> [Supplied data]
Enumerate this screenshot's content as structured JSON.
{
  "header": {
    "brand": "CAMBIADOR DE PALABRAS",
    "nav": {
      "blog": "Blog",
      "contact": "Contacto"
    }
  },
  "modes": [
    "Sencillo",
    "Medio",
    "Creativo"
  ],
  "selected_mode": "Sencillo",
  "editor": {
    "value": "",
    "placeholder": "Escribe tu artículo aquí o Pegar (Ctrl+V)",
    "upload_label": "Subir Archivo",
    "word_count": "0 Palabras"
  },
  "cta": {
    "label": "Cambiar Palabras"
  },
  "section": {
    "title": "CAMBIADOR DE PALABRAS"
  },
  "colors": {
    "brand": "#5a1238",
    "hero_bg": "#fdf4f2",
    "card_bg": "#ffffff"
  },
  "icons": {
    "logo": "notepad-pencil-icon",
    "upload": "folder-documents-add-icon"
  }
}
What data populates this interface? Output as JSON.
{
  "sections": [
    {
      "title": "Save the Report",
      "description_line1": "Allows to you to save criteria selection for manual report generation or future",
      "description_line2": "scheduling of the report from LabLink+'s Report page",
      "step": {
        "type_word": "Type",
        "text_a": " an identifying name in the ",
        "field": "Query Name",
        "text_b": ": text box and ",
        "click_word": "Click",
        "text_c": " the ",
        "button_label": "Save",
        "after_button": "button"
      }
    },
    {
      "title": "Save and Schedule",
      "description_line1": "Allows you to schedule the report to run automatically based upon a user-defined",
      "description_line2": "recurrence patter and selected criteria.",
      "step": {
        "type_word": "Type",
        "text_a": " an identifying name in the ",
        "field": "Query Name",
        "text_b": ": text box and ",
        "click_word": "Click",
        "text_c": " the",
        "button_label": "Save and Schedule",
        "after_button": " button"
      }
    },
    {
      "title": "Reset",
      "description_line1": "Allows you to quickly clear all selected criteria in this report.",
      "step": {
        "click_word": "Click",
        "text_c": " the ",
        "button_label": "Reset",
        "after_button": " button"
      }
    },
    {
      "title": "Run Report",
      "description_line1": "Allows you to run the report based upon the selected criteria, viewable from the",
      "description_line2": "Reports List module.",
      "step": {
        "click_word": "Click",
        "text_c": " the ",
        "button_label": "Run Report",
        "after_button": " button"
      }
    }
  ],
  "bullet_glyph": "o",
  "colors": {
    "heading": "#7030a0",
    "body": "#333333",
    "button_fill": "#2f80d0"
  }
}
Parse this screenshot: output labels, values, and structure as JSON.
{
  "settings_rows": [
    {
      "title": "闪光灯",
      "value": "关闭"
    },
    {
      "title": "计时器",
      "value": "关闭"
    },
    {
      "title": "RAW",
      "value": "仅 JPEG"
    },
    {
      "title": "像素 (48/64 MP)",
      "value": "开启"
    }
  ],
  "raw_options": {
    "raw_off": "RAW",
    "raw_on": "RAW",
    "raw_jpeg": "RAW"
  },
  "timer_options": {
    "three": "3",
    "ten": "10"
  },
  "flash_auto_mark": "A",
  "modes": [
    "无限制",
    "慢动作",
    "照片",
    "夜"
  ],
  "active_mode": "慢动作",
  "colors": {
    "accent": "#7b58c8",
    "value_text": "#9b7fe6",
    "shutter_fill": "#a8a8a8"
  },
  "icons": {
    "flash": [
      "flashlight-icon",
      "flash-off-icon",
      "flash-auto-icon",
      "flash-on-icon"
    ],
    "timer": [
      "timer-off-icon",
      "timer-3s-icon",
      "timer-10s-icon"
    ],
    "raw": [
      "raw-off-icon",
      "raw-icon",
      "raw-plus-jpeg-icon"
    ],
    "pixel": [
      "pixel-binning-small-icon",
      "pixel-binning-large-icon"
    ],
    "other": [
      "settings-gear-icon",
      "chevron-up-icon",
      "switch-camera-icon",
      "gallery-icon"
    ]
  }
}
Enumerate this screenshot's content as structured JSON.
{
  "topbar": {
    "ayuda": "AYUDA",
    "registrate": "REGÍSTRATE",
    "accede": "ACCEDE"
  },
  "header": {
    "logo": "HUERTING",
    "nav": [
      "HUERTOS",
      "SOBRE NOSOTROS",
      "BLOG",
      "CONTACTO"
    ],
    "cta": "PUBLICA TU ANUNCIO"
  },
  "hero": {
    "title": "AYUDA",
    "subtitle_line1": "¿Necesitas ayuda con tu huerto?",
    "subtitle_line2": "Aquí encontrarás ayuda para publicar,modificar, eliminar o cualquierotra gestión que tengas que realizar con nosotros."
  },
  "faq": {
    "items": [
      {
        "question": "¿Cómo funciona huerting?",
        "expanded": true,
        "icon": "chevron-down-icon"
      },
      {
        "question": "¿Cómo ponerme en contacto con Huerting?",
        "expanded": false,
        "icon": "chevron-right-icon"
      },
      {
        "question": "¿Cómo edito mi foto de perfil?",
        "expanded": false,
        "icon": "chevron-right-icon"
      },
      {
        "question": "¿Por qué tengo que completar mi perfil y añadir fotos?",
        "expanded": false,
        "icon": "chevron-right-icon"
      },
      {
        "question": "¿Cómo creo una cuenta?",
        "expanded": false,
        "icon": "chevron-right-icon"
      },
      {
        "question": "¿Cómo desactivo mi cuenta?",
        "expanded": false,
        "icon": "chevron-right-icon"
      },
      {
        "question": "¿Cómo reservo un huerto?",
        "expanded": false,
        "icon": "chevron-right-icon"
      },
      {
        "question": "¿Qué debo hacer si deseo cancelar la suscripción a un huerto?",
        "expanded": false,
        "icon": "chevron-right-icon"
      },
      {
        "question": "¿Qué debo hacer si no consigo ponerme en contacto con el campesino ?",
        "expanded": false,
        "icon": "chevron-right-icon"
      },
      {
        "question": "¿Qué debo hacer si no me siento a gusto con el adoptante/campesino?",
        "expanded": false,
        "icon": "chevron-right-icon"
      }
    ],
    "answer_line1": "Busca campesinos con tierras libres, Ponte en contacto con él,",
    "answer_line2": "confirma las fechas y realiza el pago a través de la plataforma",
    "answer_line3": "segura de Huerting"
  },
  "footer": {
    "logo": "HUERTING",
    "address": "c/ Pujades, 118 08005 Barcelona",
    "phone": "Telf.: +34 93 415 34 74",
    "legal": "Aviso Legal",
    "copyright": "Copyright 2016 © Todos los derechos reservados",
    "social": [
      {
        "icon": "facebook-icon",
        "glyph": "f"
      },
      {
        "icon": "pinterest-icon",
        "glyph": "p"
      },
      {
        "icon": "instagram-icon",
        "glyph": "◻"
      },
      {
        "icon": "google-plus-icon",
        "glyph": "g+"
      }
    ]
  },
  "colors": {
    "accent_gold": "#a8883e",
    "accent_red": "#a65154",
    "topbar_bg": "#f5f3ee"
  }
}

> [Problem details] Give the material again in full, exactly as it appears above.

> [Answer area]
Enumerate this screenshot's content as structured JSON.
{
  "header": {
    "brand": "CAMBIADOR DE PALABRAS",
    "nav": {
      "blog": "Blog",
      "contact": "Contacto"
    }
  },
  "modes": [
    "Sencillo",
    "Medio",
    "Creativo"
  ],
  "selected_mode": "Sencillo",
  "editor": {
    "value": "",
    "placeholder": "Escribe tu artículo aquí o Pegar (Ctrl+V)",
    "upload_label": "Subir Archivo",
    "word_count": "0 Palabras"
  },
  "cta": {
    "label": "Cambiar Palabras"
  },
  "section": {
    "title": "CAMBIADOR DE PALABRAS"
  },
  "colors": {
    "brand": "#5a1238",
    "hero_bg": "#fdf4f2",
    "card_bg": "#ffffff"
  },
  "icons": {
    "logo": "notepad-pencil-icon",
    "upload": "folder-documents-add-icon"
  }
}
What data populates this interface? Output as JSON.
{
  "sections": [
    {
      "title": "Save the Report",
      "description_line1": "Allows to you to save criteria selection for manual report generation or future",
      "description_line2": "scheduling of the report from LabLink+'s Report page",
      "step": {
        "type_word": "Type",
        "text_a": " an identifying name in the ",
        "field": "Query Name",
        "text_b": ": text box and ",
        "click_word": "Click",
        "text_c": " the ",
        "button_label": "Save",
        "after_button": "button"
      }
    },
    {
      "title": "Save and Schedule",
      "description_line1": "Allows you to schedule the report to run automatically based upon a user-defined",
      "description_line2": "recurrence patter and selected criteria.",
      "step": {
        "type_word": "Type",
        "text_a": " an identifying name in the ",
        "field": "Query Name",
        "text_b": ": text box and ",
        "click_word": "Click",
        "text_c": " the",
        "button_label": "Save and Schedule",
        "after_button": " button"
      }
    },
    {
      "title": "Reset",
      "description_line1": "Allows you to quickly clear all selected criteria in this report.",
      "step": {
        "click_word": "Click",
        "text_c": " the ",
        "button_label": "Reset",
        "after_button": " button"
      }
    },
    {
      "title": "Run Report",
      "description_line1": "Allows you to run the report based upon the selected criteria, viewable from the",
      "description_line2": "Reports List module.",
      "step": {
        "click_word": "Click",
        "text_c": " the ",
        "button_label": "Run Report",
        "after_button": " button"
      }
    }
  ],
  "bullet_glyph": "o",
  "colors": {
    "heading": "#7030a0",
    "body": "#333333",
    "button_fill": "#2f80d0"
  }
}
Parse this screenshot: output labels, values, and structure as JSON.
{
  "settings_rows": [
    {
      "title": "闪光灯",
      "value": "关闭"
    },
    {
      "title": "计时器",
      "value": "关闭"
    },
    {
      "title": "RAW",
      "value": "仅 JPEG"
    },
    {
      "title": "像素 (48/64 MP)",
      "value": "开启"
    }
  ],
  "raw_options": {
    "raw_off": "RAW",
    "raw_on": "RAW",
    "raw_jpeg": "RAW"
  },
  "timer_options": {
    "three": "3",
    "ten": "10"
  },
  "flash_auto_mark": "A",
  "modes": [
    "无限制",
    "慢动作",
    "照片",
    "夜"
  ],
  "active_mode": "慢动作",
  "colors": {
    "accent": "#7b58c8",
    "value_text": "#9b7fe6",
    "shutter_fill": "#a8a8a8"
  },
  "icons": {
    "flash": [
      "flashlight-icon",
      "flash-off-icon",
      "flash-auto-icon",
      "flash-on-icon"
    ],
    "timer": [
      "timer-off-icon",
      "timer-3s-icon",
      "timer-10s-icon"
    ],
    "raw": [
      "raw-off-icon",
      "raw-icon",
      "raw-plus-jpeg-icon"
    ],
    "pixel": [
      "pixel-binning-small-icon",
      "pixel-binning-large-icon"
    ],
    "other": [
      "settings-gear-icon",
      "chevron-up-icon",
      "switch-camera-icon",
      "gallery-icon"
    ]
  }
}
Enumerate this screenshot's content as structured JSON.
{
  "topbar": {
    "ayuda": "AYUDA",
    "registrate": "REGÍSTRATE",
    "accede": "ACCEDE"
  },
  "header": {
    "logo": "HUERTING",
    "nav": [
      "HUERTOS",
      "SOBRE NOSOTROS",
      "BLOG",
      "CONTACTO"
    ],
    "cta": "PUBLICA TU ANUNCIO"
  },
  "hero": {
    "title": "AYUDA",
    "subtitle_line1": "¿Necesitas ayuda con tu huerto?",
    "subtitle_line2": "Aquí encontrarás ayuda para publicar,modificar, eliminar o cualquierotra gestión que tengas que realizar con nosotros."
  },
  "faq": {
    "items": [
      {
        "question": "¿Cómo funciona huerting?",
        "expanded": true,
        "icon": "chevron-down-icon"
      },
      {
        "question": "¿Cómo ponerme en contacto con Huerting?",
        "expanded": false,
        "icon": "chevron-right-icon"
      },
      {
        "question": "¿Cómo edito mi foto de perfil?",
        "expanded": false,
        "icon": "chevron-right-icon"
      },
      {
        "question": "¿Por qué tengo que completar mi perfil y añadir fotos?",
        "expanded": false,
        "icon": "chevron-right-icon"
      },
      {
        "question": "¿Cómo creo una cuenta?",
        "expanded": false,
        "icon": "chevron-right-icon"
      },
      {
        "question": "¿Cómo desactivo mi cuenta?",
        "expanded": false,
        "icon": "chevron-right-icon"
      },
      {
        "question": "¿Cómo reservo un huerto?",
        "expanded": false,
        "icon": "chevron-right-icon"
      },
      {
        "question": "¿Qué debo hacer si deseo cancelar la suscripción a un huerto?",
        "expanded": false,
        "icon": "chevron-right-icon"
      },
      {
        "question": "¿Qué debo hacer si no consigo ponerme en contacto con el campesino ?",
        "expanded": false,
        "icon": "chevron-right-icon"
      },
      {
        "question": "¿Qué debo hacer si no me siento a gusto con el adoptante/campesino?",
        "expanded": false,
        "icon": "chevron-right-icon"
      }
    ],
    "answer_line1": "Busca campesinos con tierras libres, Ponte en contacto con él,",
    "answer_line2": "confirma las fechas y realiza el pago a través de la plataforma",
    "answer_line3": "segura de Huerting"
  },
  "footer": {
    "logo": "HUERTING",
    "address": "c/ Pujades, 118 08005 Barcelona",
    "phone": "Telf.: +34 93 415 34 74",
    "legal": "Aviso Legal",
    "copyright": "Copyright 2016 © Todos los derechos reservados",
    "social": [
      {
        "icon": "facebook-icon",
        "glyph": "f"
      },
      {
        "icon": "pinterest-icon",
        "glyph": "p"
      },
      {
        "icon": "instagram-icon",
        "glyph": "◻"
      },
      {
        "icon": "google-plus-icon",
        "glyph": "g+"
      }
    ]
  },
  "colors": {
    "accent_gold": "#a8883e",
    "accent_red": "#a65154",
    "topbar_bg": "#f5f3ee"
  }
}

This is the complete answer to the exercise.